WHAT NEEDS TO BE DONE:
Below is a block of data; give all of it again word for word.

[Excerpts from an interface dataset]
- Opening Delimiter -

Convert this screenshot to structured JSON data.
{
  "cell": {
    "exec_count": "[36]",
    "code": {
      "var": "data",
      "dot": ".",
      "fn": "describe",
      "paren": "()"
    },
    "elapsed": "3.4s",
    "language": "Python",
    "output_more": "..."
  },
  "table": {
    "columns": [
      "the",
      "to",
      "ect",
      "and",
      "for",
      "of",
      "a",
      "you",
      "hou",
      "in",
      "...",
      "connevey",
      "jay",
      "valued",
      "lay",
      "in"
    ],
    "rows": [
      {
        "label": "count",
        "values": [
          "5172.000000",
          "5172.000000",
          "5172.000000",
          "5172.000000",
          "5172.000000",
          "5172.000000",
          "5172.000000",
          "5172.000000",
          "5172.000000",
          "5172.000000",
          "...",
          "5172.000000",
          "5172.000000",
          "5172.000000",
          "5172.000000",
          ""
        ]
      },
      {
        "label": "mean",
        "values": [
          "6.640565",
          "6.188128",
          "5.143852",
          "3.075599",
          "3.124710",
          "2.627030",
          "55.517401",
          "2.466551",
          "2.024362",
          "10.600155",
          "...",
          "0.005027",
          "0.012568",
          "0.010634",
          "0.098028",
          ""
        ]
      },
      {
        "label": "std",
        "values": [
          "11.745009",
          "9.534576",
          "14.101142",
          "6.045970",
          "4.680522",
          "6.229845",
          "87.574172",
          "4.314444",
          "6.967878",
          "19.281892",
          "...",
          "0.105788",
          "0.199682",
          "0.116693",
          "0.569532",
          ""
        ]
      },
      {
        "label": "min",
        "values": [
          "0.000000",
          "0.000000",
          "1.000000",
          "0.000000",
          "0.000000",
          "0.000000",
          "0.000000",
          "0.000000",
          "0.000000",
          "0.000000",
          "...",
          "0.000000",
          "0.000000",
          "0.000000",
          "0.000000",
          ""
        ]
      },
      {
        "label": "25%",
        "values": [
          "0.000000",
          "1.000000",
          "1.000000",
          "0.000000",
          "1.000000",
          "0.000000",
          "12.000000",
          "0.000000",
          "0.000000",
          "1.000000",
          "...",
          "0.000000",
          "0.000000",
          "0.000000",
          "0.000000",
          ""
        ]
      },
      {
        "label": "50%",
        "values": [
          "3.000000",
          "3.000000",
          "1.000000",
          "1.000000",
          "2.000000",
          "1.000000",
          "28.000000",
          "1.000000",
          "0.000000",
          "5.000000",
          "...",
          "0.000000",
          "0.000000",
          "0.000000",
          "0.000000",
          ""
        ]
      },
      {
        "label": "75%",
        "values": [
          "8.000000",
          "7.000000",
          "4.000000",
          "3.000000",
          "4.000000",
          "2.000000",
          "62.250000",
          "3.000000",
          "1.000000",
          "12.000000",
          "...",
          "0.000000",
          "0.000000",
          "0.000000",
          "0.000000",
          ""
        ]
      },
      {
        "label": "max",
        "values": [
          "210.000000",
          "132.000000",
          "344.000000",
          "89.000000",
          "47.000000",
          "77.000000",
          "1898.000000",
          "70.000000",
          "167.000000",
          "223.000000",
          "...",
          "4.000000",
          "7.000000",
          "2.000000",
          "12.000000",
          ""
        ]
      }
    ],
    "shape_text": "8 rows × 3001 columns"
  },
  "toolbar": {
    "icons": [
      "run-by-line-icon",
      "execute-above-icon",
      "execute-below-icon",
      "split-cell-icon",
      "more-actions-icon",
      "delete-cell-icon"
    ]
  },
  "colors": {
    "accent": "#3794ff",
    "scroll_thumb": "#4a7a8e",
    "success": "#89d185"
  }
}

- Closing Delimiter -

EXERCISE RESULT:
Convert this screenshot to structured JSON data.
{
  "cell": {
    "exec_count": "[36]",
    "code": {
      "var": "data",
      "dot": ".",
      "fn": "describe",
      "paren": "()"
    },
    "elapsed": "3.4s",
    "language": "Python",
    "output_more": "..."
  },
  "table": {
    "columns": [
      "the",
      "to",
      "ect",
      "and",
      "for",
      "of",
      "a",
      "you",
      "hou",
      "in",
      "...",
      "connevey",
      "jay",
      "valued",
      "lay",
      "in"
    ],
    "rows": [
      {
        "label": "count",
        "values": [
          "5172.000000",
          "5172.000000",
          "5172.000000",
          "5172.000000",
          "5172.000000",
          "5172.000000",
          "5172.000000",
          "5172.000000",
          "5172.000000",
          "5172.000000",
          "...",
          "5172.000000",
          "5172.000000",
          "5172.000000",
          "5172.000000",
          ""
        ]
      },
      {
        "label": "mean",
        "values": [
          "6.640565",
          "6.188128",
          "5.143852",
          "3.075599",
          "3.124710",
          "2.627030",
          "55.517401",
          "2.466551",
          "2.024362",
          "10.600155",
          "...",
          "0.005027",
          "0.012568",
          "0.010634",
          "0.098028",
          ""
        ]
      },
      {
        "label": "std",
        "values": [
          "11.745009",
          "9.534576",
          "14.101142",
          "6.045970",
          "4.680522",
          "6.229845",
          "87.574172",
          "4.314444",
          "6.967878",
          "19.281892",
          "...",
          "0.105788",
          "0.199682",
          "0.116693",
          "0.569532",
          ""
        ]
      },
      {
        "label": "min",
        "values": [
          "0.000000",
          "0.000000",
          "1.000000",
          "0.000000",
          "0.000000",
          "0.000000",
          "0.000000",
          "0.000000",
          "0.000000",
          "0.000000",
          "...",
          "0.000000",
          "0.000000",
          "0.000000",
          "0.000000",
          ""
        ]
      },
      {
        "label": "25%",
        "values": [
          "0.000000",
          "1.000000",
          "1.000000",
          "0.000000",
          "1.000000",
          "0.000000",
          "12.000000",
          "0.000000",
          "0.000000",
          "1.000000",
          "...",
          "0.000000",
          "0.000000",
          "0.000000",
          "0.000000",
          ""
        ]
      },
      {
        "label": "50%",
        "values": [
          "3.000000",
          "3.000000",
          "1.000000",
          "1.000000",
          "2.000000",
          "1.000000",
          "28.000000",
          "1.000000",
          "0.000000",
          "5.000000",
          "...",
          "0.000000",
          "0.000000",
          "0.000000",
          "0.000000",
          ""
        ]
      },
      {
        "label": "75%",
        "values": [
          "8.000000",
          "7.000000",
          "4.000000",
          "3.000000",
          "4.000000",
          "2.000000",
          "62.250000",
          "3.000000",
          "1.000000",
          "12.000000",
          "...",
          "0.000000",
          "0.000000",
          "0.000000",
          "0.000000",
          ""
        ]
      },
      {
        "label": "max",
        "values": [
          "210.000000",
          "132.000000",
          "344.000000",
          "89.000000",
          "47.000000",
          "77.000000",
          "1898.000000",
          "70.000000",
          "167.000000",
          "223.000000",
          "...",
          "4.000000",
          "7.000000",
          "2.000000",
          "12.000000",
          ""
        ]
      }
    ],
    "shape_text": "8 rows × 3001 columns"
  },
  "toolbar": {
    "icons": [
      "run-by-line-icon",
      "execute-above-icon",
      "execute-below-icon",
      "split-cell-icon",
      "more-actions-icon",
      "delete-cell-icon"
    ]
  },
  "colors": {
    "accent": "#3794ff",
    "scroll_thumb": "#4a7a8e",
    "success": "#89d185"
  }
}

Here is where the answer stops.